[Collection entries]
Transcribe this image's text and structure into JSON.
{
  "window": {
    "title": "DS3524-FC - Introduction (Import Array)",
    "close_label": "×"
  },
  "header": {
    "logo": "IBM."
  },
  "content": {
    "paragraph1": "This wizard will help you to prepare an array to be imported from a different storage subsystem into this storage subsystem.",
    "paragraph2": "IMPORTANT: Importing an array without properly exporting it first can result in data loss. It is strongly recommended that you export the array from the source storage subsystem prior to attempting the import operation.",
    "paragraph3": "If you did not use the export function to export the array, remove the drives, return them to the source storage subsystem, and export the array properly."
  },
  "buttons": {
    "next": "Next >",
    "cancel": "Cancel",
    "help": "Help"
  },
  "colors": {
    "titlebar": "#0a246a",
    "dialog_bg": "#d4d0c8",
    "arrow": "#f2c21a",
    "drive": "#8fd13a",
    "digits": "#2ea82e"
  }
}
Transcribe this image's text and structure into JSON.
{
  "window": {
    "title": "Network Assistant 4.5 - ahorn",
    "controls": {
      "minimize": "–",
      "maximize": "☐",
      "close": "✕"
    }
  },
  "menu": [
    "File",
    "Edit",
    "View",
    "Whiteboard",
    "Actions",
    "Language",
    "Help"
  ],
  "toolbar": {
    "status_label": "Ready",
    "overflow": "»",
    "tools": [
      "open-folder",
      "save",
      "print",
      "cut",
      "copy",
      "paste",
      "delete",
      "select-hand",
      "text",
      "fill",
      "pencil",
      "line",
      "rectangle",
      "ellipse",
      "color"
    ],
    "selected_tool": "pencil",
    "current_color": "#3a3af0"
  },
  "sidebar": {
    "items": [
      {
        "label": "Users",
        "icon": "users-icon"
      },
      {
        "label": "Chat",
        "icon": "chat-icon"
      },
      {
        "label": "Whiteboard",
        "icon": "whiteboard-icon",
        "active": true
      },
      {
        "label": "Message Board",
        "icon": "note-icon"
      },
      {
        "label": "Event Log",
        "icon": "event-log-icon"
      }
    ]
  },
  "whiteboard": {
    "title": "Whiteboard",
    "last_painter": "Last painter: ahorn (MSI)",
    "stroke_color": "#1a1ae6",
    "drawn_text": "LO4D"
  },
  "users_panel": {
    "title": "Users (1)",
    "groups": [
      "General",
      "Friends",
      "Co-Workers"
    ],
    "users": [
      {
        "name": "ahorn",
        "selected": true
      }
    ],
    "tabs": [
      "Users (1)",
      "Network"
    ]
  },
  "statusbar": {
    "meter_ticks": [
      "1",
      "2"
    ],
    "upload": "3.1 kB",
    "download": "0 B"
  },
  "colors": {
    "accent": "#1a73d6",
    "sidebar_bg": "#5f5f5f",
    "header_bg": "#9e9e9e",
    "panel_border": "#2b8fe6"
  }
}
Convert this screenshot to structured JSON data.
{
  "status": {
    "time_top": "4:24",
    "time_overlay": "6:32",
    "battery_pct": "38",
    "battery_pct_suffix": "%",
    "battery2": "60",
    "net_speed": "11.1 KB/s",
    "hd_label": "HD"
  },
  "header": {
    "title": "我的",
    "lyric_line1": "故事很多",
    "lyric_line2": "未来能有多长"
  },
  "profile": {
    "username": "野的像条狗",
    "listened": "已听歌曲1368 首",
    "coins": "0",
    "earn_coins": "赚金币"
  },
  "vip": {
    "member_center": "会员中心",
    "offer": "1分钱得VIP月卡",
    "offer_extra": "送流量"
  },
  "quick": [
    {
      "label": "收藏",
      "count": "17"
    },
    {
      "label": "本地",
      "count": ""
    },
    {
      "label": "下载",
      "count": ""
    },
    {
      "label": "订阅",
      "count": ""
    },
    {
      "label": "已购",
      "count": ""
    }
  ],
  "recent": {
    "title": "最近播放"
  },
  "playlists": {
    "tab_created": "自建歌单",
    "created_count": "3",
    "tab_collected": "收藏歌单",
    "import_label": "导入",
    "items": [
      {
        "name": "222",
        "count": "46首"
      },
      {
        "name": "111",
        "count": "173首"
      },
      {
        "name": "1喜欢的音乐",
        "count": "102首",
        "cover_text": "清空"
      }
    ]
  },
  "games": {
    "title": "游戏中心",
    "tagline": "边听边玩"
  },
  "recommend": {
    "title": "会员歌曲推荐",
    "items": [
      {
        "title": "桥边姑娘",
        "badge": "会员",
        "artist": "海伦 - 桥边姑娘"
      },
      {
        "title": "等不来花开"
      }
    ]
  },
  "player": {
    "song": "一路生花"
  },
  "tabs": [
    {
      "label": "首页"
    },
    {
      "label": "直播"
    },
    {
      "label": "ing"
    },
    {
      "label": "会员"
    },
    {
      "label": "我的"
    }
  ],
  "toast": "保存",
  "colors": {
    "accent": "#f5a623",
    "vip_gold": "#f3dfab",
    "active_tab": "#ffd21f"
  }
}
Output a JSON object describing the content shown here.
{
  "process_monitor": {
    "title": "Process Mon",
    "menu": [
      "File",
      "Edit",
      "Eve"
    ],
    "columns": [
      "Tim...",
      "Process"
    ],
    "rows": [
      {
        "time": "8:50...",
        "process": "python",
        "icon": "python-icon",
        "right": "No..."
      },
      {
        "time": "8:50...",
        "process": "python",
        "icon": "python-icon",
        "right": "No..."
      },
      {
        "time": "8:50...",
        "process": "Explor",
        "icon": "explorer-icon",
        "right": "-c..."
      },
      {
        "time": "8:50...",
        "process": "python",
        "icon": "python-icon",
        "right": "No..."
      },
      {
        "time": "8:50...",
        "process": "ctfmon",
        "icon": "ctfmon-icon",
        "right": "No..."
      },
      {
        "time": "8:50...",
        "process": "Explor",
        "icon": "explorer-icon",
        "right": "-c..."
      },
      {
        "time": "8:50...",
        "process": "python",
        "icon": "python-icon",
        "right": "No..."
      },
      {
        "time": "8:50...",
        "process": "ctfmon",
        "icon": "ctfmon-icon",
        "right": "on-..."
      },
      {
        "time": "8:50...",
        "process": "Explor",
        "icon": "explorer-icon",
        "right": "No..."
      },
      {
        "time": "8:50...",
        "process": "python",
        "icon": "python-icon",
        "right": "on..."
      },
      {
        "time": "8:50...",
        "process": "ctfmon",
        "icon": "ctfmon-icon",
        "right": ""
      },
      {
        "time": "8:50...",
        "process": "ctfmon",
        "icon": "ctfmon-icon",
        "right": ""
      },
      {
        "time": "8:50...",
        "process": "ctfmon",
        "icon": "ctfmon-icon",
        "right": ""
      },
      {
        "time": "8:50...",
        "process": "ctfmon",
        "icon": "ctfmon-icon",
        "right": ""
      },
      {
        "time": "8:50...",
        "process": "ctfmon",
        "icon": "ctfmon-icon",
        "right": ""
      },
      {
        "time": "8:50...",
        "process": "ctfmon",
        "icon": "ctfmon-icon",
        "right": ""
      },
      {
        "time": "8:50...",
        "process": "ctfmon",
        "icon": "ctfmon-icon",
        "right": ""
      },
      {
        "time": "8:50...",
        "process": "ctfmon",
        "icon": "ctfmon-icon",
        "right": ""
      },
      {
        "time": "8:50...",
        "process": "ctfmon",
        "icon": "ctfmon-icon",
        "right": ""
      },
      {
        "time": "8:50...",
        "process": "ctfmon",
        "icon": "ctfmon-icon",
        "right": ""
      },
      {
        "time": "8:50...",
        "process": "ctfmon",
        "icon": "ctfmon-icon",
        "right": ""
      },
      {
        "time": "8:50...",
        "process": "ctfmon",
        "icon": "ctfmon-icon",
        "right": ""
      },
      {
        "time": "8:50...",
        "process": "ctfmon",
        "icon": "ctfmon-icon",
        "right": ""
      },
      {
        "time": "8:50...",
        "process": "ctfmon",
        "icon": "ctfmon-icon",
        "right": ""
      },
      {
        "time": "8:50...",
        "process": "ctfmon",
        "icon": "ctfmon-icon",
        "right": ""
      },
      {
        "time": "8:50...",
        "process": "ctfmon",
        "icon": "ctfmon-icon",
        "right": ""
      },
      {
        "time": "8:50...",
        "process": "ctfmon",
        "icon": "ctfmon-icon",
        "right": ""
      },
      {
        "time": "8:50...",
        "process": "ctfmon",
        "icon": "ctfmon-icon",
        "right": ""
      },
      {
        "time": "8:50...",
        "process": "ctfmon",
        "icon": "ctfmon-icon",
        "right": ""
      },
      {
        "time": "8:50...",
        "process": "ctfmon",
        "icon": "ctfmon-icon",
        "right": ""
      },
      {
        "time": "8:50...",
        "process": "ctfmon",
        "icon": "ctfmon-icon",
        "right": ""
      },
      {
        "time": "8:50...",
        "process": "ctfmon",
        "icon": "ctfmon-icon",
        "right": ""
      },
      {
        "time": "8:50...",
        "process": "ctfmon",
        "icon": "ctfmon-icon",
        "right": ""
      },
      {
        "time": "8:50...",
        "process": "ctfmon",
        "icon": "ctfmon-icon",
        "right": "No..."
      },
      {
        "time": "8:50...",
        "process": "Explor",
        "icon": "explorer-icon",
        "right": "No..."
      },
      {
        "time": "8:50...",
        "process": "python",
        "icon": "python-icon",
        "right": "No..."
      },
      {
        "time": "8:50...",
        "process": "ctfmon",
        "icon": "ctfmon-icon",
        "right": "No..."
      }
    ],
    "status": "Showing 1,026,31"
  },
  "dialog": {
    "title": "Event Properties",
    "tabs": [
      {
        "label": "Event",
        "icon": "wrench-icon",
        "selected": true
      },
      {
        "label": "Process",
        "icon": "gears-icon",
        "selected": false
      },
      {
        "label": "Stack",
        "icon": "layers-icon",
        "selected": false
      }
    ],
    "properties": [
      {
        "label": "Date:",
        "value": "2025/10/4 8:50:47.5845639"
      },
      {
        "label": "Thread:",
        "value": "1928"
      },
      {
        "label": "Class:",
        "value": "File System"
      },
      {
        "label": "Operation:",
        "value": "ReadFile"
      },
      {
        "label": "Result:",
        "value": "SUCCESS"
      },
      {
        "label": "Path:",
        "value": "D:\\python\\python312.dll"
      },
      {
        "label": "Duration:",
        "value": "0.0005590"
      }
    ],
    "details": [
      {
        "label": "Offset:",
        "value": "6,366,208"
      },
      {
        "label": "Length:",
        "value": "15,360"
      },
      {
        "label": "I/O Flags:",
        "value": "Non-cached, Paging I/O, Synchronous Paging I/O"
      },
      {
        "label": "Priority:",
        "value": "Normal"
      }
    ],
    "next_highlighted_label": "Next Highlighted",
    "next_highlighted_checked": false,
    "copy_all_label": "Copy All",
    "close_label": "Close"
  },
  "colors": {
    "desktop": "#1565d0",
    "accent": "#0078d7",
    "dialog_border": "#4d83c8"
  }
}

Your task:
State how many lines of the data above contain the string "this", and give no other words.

Task solution:
4